Mater hospital unit uses technology to identify cancer without need to remove tissue

Colorectal surgery being performed on a patient in the new digital surgery unit at the Mater hospital, Dublin. Photograph: Gareth Chaney/Collins

Colorectal surgery being performed on a patient in the new digital surgery unit at the Mater hospital, Dublin. Photograph: Gareth Chaney/Collins

 

The Mater hospital has begun using cutting-edge technology that it says will “significantly reduce” serious complications associated with colorectal surgery.

Ireland’s first digital surgery unit was officially opened at the Dublin hospital on Tuesday. The unit uses a mix of colour-changing dye and infrared imaging to identify cancerous abnormalities without having to remove the tissue from the body. The dye changes colour depending on whether the tissue is malignant or benign and then the digital computer analyses the results. This will allow surgeons to act faster, make decisions more confidently and increase precision when it comes to removing abnormalities, the hospital said.

Prof Ronan Cahill, the colorectal surgeon spearheading the research, said it would allow medics to make decisions that are personalised to the needs of the patient.

“If we give a simple, safe dye, for instance, we can look to see colour changes that reflect the nature of their qualities,” Prof Cahill said. “We are using computer vision to convert human vision into a numeric score and then the numeric scores can be analysed statistically to spot differences that would be very hard to otherwise see.

“That’s really what digital surgery is allowing us to do, to personalise the decisions for that specific person,” he added.

Improved safety

Prof Cahill said the technology has already seen post-operative complications being reduced from 10 per cent of patients to 3 per cent.

“We’re talking about a very invasive, difficult operation for patients to go through because the bowel is unique in that it’s full of bacteria, so any problem with the healing of the bowel after surgery means bacteria can leak into the person’s system and you can get very severe problems,” the surgeon said. “By using those dyes and by using the infrared analysis, we have improved the safety of the operation by two-thirds.”

Colorectal cancer is the second most common in the State.

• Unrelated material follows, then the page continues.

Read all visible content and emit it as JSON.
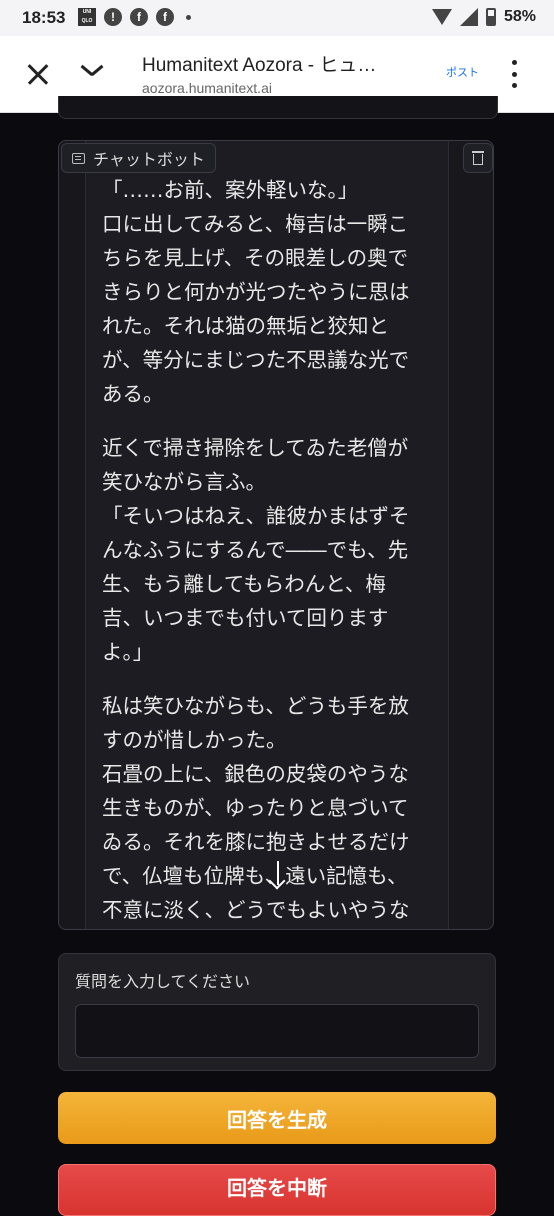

More than 2,700 people are diagnosed with the condition every year.

Researchers will also study how the technology can be used in other fields such as liver and lung cancer surgery, as well as plastic and reconstructive surgery.

The research has received €5.7 million in a Government grant from the Disruptive Technologies Innovation Fund, as well as a further €2 million from the industry. The grants will fund three years of research.

The research team is comprised of collaborators from the Mater hospital, the Royal College of Surgeons in Ireland and IBM Research Ireland, a research laboratory.

Dr Pól McAonghusa, senior manager at IBM Research Ireland, said it was a very “exciting partnership”.

“This joint research programme is an important first step towards integrating advances in artificial intelligence into surgery,” Dr McAonghusa said. “I am especially pleased that the unique expertise to do this is coming together here in Ireland.”